On display were a number of original buildings from the Kalgoorlie district carefully restored and set in the era. These included a miners cottage, bank, the narrowest pub in Australia and others. Within the museum there was also a gold vault with gold worth more than four million dollars on show. From the mine tower there was an excellent view of the Kalgoorlie/Boulder district.
We have visited a number of parks in the area and have been surprised how green they are. The parks are well cared for and have excellent facilities. One of the parks had a large area set aside for RV’s to be able to stay for 24 hours. As we wanted to be in Kalgoorlie longer than that we stayed at a caravan park but it was an excellent facility. We spent some time at Hammond Park which was lovely and green and had great facilities for families. The park has a large band rotunda which was moved to this park and reassembled. There is also a replica castle which is built in local gemstones. The other feature of the park were the bird cages.
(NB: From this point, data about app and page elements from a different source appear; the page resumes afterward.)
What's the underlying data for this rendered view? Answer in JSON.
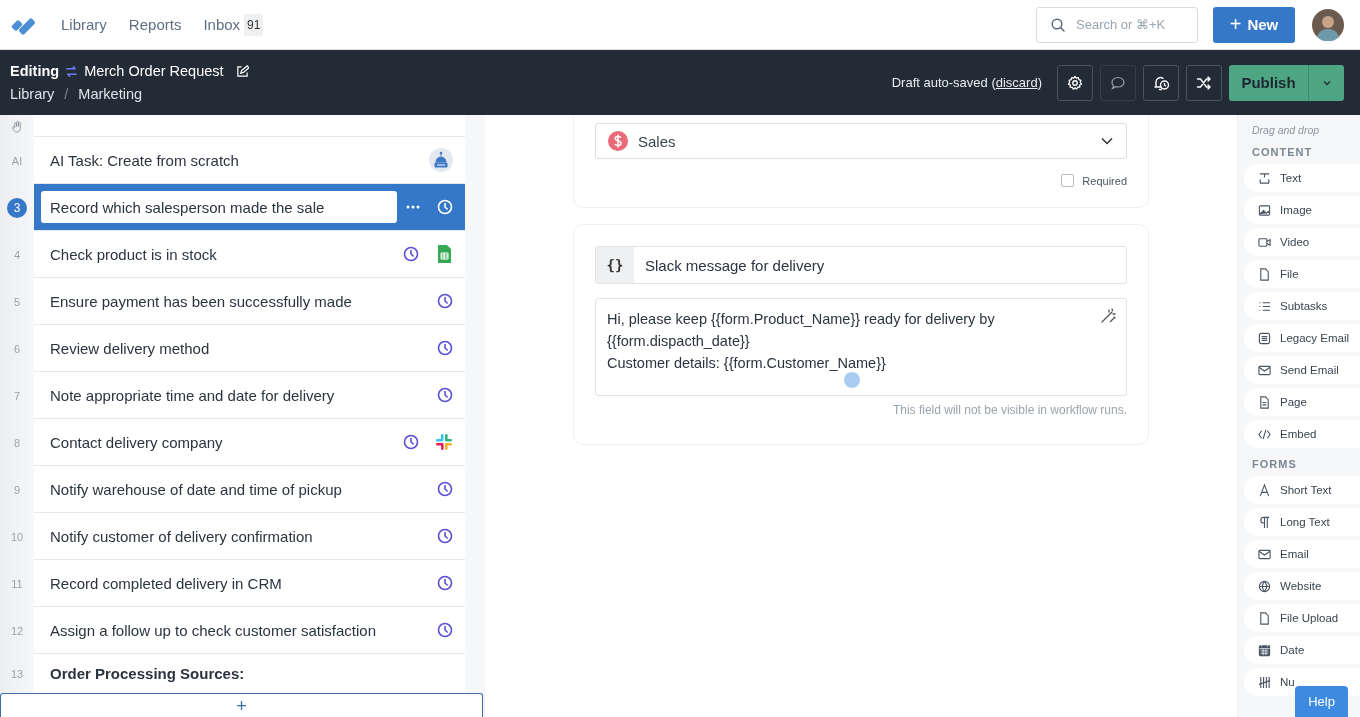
{
  "top_nav": {
    "links": [
      {
        "label": "Library"
      },
      {
        "label": "Reports"
      },
      {
        "label": "Inbox",
        "badge": "91"
      }
    ],
    "search": {
      "placeholder": "Search or ⌘+K"
    },
    "new_button": {
      "icon": "+",
      "label": "New"
    }
  },
  "editor_bar": {
    "mode": "Editing",
    "title": "Merch Order Request",
    "breadcrumb": [
      {
        "label": "Library"
      },
      {
        "label": "Marketing"
      }
    ],
    "breadcrumb_separator": "/",
    "save_status": {
      "before": "Draft auto-saved (",
      "link": "discard",
      "after": ")"
    },
    "tools": [
      {
        "kind": "settings",
        "disabled": false
      },
      {
        "kind": "comment",
        "disabled": true
      },
      {
        "kind": "reminder",
        "disabled": false
      },
      {
        "kind": "shuffle",
        "disabled": false
      }
    ],
    "publish_button": {
      "label": "Publish"
    }
  },
  "tasks": [
    {
      "kind": "task",
      "number": "AI",
      "title": "AI Task: Create from scratch",
      "selected": false,
      "markers": [
        {
          "kind": "robot"
        }
      ]
    },
    {
      "kind": "task",
      "number": "3",
      "title": "Record which salesperson made the sale",
      "selected": true,
      "markers": [
        {
          "kind": "more"
        },
        {
          "kind": "clock"
        }
      ]
    },
    {
      "kind": "task",
      "number": "4",
      "title": "Check product is in stock",
      "selected": false,
      "markers": [
        {
          "kind": "clock"
        },
        {
          "kind": "sheet"
        }
      ]
    },
    {
      "kind": "task",
      "number": "5",
      "title": "Ensure payment has been successfully made",
      "selected": false,
      "markers": [
        {
          "kind": "clock"
        }
      ]
    },
    {
      "kind": "task",
      "number": "6",
      "title": "Review delivery method",
      "selected": false,
      "markers": [
        {
          "kind": "clock"
        }
      ]
    },
    {
      "kind": "task",
      "number": "7",
      "title": "Note appropriate time and date for delivery",
      "selected": false,
      "markers": [
        {
          "kind": "clock"
        }
      ]
    },
    {
      "kind": "task",
      "number": "8",
      "title": "Contact delivery company",
      "selected": false,
      "markers": [
        {
          "kind": "clock"
        },
        {
          "kind": "slack"
        }
      ]
    },
    {
      "kind": "task",
      "number": "9",
      "title": "Notify warehouse of date and time of pickup",
      "selected": false,
      "markers": [
        {
          "kind": "clock"
        }
      ]
    },
    {
      "kind": "task",
      "number": "10",
      "title": "Notify customer of delivery confirmation",
      "selected": false,
      "markers": [
        {
          "kind": "clock"
        }
      ]
    },
    {
      "kind": "task",
      "number": "11",
      "title": "Record completed delivery in CRM",
      "selected": false,
      "markers": [
        {
          "kind": "clock"
        }
      ]
    },
    {
      "kind": "task",
      "number": "12",
      "title": "Assign a follow up to check customer satisfaction",
      "selected": false,
      "markers": [
        {
          "kind": "clock"
        }
      ]
    },
    {
      "kind": "heading",
      "number": "13",
      "title": "Order Processing Sources:",
      "selected": false
    }
  ],
  "add_task_button": {
    "label": "+"
  },
  "form": {
    "select": {
      "value": "Sales"
    },
    "required": {
      "label": "Required",
      "checked": false
    },
    "field": {
      "icon": "{}",
      "label": "Slack message for delivery"
    },
    "message_lines": [
      "Hi, please keep {{form.Product_Name}} ready for delivery by",
      "{{form.dispacth_date}}",
      "Customer details: {{form.Customer_Name}}"
    ],
    "hint": "This field will not be visible in workflow runs."
  },
  "sidebar": {
    "hint": "Drag and drop",
    "sections": [
      {
        "title": "CONTENT",
        "items": [
          {
            "label": "Text",
            "kind": "text"
          },
          {
            "label": "Image",
            "kind": "image"
          },
          {
            "label": "Video",
            "kind": "video"
          },
          {
            "label": "File",
            "kind": "file"
          },
          {
            "label": "Subtasks",
            "kind": "list"
          },
          {
            "label": "Legacy Email",
            "kind": "legacy"
          },
          {
            "label": "Send Email",
            "kind": "mail"
          },
          {
            "label": "Page",
            "kind": "page"
          },
          {
            "label": "Embed",
            "kind": "code"
          }
        ]
      },
      {
        "title": "FORMS",
        "items": [
          {
            "label": "Short Text",
            "kind": "letter"
          },
          {
            "label": "Long Text",
            "kind": "pilcrow"
          },
          {
            "label": "Email",
            "kind": "mail"
          },
          {
            "label": "Website",
            "kind": "globe"
          },
          {
            "label": "File Upload",
            "kind": "file"
          },
          {
            "label": "Date",
            "kind": "calendar"
          },
          {
            "label": "Nu",
            "kind": "hash"
          }
        ]
      }
    ]
  },
  "help_button": {
    "label": "Help"
  }
}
We had been told by some folk we had met when we stayed at Haslam Caravan Park that the best tour in Kalgoorlie was the Questa Casa Brothel tour. This is a tour of a historic brothel which is still operating today. Along with over twenty others we were entertained by the madam, told the history and some of the stories of the establishment and then shown the rooms that are currently used by the four working ladies. We couldn’t quite agree that it was the best tour around but was certainly different. After the tour was completed we headed out of town – next stop Esperence.
Band rotunda Hammond Park
Replica castle Hammond Park
Bird enclosures Hammond Park
White parrot Hammond Park
Country Link Explorer arrives in Kalgoorlie
Country Link Explorer at Kalgoorlie Station
Questa Casa Brothel
Peter at the brothel
Gill ready to tour brothel
Stalls at the Brothel
One of the girls rooms in brothel
Falsies sometimes help
Second room 'Bondage and ''Pain" Bugga
Third girl's room
Fourth girl's room
Props help
Red Room brothel next door caters for overflow!!
Main Street of Kalgoorlie
Damaged Cornwall Hotel being repaired

Super pit at Kalgoorlie
Super pit lookout
Truck offloading waste at Fimston Mine
Tons of waste
The trucks kept arriving
Kanowna historic cemetery
Barrick Open Mine lookout
Barrick pit
Barrick mine
Trucks working Barrick mine
Barrick processing plant
Staff alcolizer at Barrick Plant
Tower at Kalgoorlie museum
Prospectors home
Miners cottage at museum
Ready for the dentist at museum
Afternoon tea at grandma's at museum
View towards super pit mine from top of tower
Main St Kalgoorlie from top of tower
Another mine from top of tower
Gold vault at museum
Trying to remove the red dust